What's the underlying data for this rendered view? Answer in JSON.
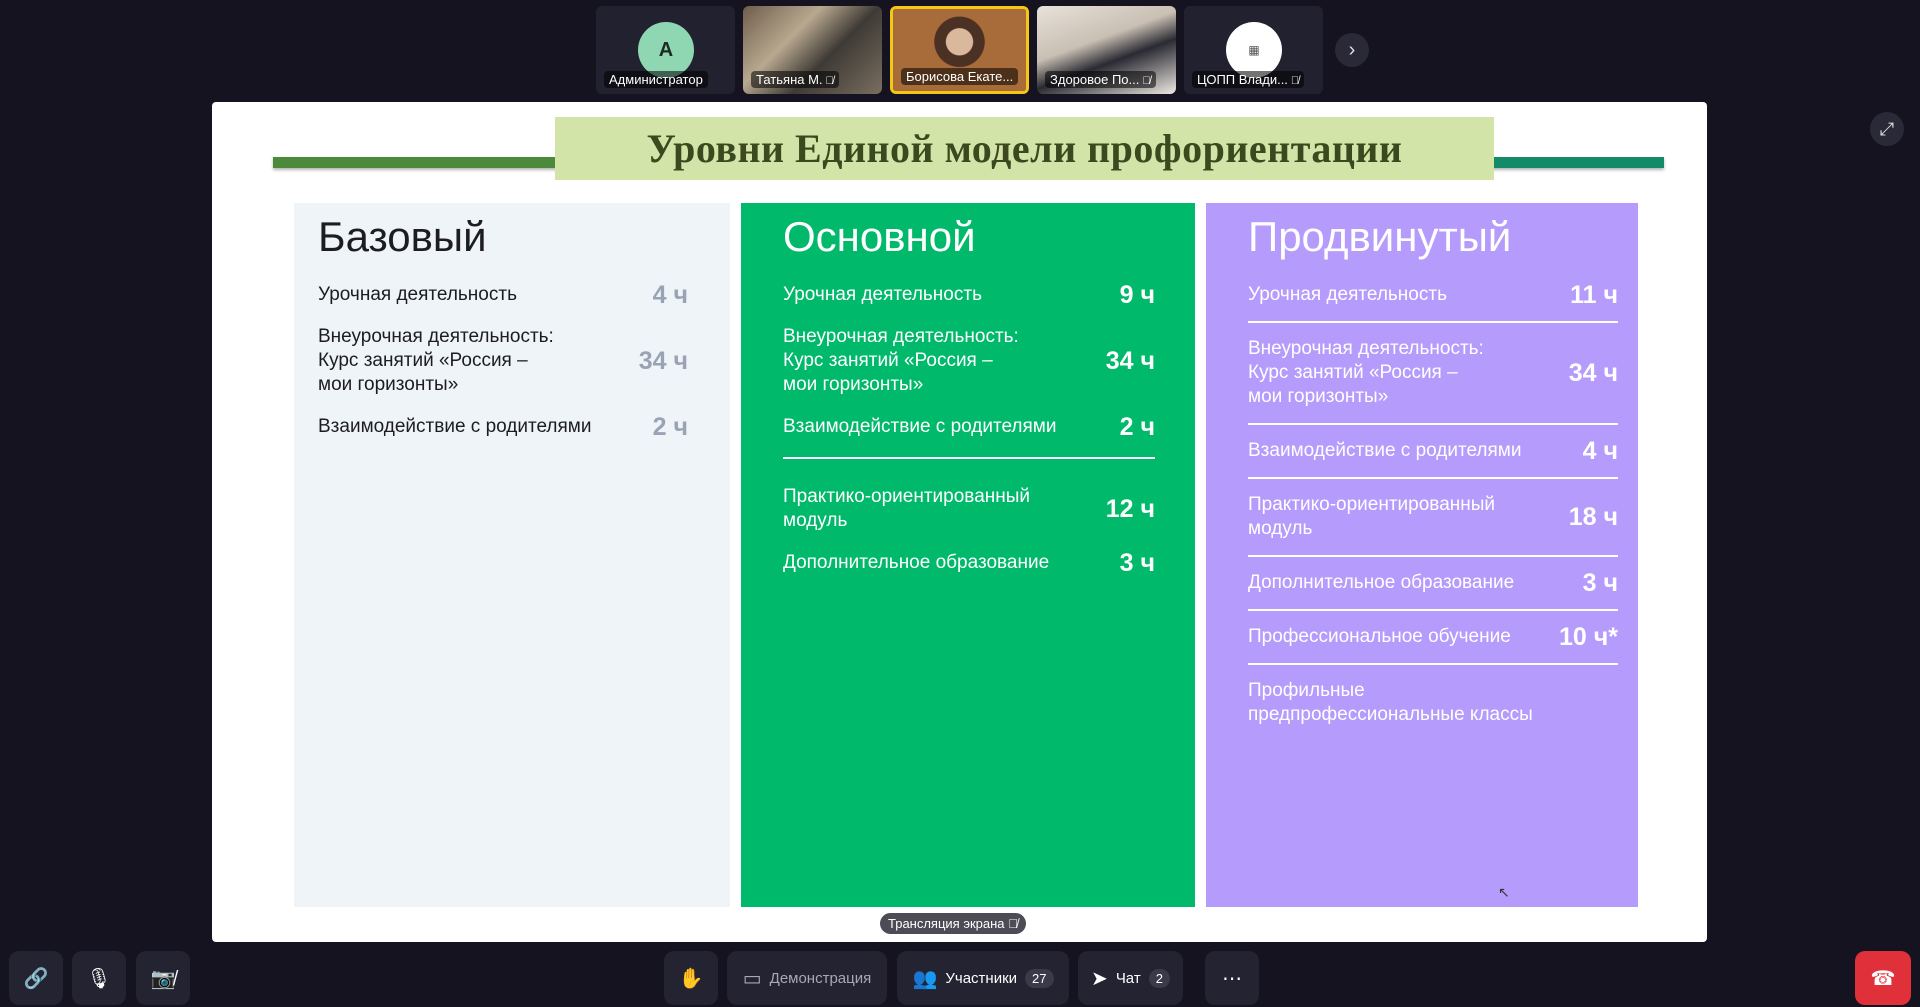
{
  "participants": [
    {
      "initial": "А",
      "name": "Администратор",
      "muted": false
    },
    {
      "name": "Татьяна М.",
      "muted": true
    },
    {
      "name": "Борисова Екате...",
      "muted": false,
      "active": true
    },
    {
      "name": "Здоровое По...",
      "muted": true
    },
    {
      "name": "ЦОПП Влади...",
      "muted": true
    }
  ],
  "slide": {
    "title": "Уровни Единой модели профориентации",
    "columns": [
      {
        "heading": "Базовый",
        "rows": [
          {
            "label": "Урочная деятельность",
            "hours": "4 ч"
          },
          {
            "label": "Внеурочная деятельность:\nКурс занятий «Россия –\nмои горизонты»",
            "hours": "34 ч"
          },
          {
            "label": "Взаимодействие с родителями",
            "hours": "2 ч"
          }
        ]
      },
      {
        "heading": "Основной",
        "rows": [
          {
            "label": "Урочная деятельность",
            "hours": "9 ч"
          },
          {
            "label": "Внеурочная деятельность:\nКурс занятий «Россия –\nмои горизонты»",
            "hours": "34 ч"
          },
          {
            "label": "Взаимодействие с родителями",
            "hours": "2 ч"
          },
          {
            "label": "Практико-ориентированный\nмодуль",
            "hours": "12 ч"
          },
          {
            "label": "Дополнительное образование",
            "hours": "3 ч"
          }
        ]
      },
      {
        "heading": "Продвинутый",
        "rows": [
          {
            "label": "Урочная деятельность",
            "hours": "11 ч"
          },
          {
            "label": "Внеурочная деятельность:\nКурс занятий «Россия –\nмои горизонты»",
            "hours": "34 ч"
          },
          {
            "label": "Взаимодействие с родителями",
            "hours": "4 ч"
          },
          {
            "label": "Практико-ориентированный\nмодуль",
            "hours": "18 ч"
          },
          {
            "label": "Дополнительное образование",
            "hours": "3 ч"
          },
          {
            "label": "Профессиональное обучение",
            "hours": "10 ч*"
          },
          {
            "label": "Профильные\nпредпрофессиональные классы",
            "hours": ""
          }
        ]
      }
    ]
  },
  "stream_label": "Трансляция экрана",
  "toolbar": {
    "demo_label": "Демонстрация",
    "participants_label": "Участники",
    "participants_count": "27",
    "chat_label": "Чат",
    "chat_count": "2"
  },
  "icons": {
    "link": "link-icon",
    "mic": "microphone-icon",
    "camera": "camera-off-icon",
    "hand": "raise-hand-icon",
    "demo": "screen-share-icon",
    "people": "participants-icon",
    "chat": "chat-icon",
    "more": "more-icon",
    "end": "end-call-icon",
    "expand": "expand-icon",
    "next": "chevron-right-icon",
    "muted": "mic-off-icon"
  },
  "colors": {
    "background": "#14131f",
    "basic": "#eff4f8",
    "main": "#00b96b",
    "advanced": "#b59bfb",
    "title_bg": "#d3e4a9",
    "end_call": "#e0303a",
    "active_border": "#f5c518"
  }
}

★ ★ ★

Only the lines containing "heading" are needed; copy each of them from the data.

        "heading": "Базовый",
        "heading": "Основной",
        "heading": "Продвинутый",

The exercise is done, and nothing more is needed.